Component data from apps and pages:

========

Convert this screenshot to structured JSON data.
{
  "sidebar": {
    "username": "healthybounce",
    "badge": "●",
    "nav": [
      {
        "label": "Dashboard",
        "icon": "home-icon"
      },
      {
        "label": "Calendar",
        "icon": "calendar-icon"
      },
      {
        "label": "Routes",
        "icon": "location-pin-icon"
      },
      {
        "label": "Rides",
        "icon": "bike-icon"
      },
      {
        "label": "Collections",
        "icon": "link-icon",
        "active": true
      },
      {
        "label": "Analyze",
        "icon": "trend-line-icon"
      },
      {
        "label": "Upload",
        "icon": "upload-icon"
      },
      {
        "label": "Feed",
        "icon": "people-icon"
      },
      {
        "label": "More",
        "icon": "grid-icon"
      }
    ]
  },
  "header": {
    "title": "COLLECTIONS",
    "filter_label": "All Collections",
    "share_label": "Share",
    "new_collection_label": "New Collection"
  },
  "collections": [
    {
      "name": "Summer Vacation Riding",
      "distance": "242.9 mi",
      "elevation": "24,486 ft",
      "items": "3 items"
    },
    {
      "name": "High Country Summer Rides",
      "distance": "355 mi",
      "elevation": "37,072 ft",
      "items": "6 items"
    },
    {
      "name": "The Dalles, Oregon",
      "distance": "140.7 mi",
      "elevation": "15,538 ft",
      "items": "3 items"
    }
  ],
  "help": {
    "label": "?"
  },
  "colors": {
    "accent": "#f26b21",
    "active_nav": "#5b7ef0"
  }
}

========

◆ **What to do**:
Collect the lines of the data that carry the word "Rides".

◆ **Completed task**:
        "label": "Rides",
      "name": "High Country Summer Rides",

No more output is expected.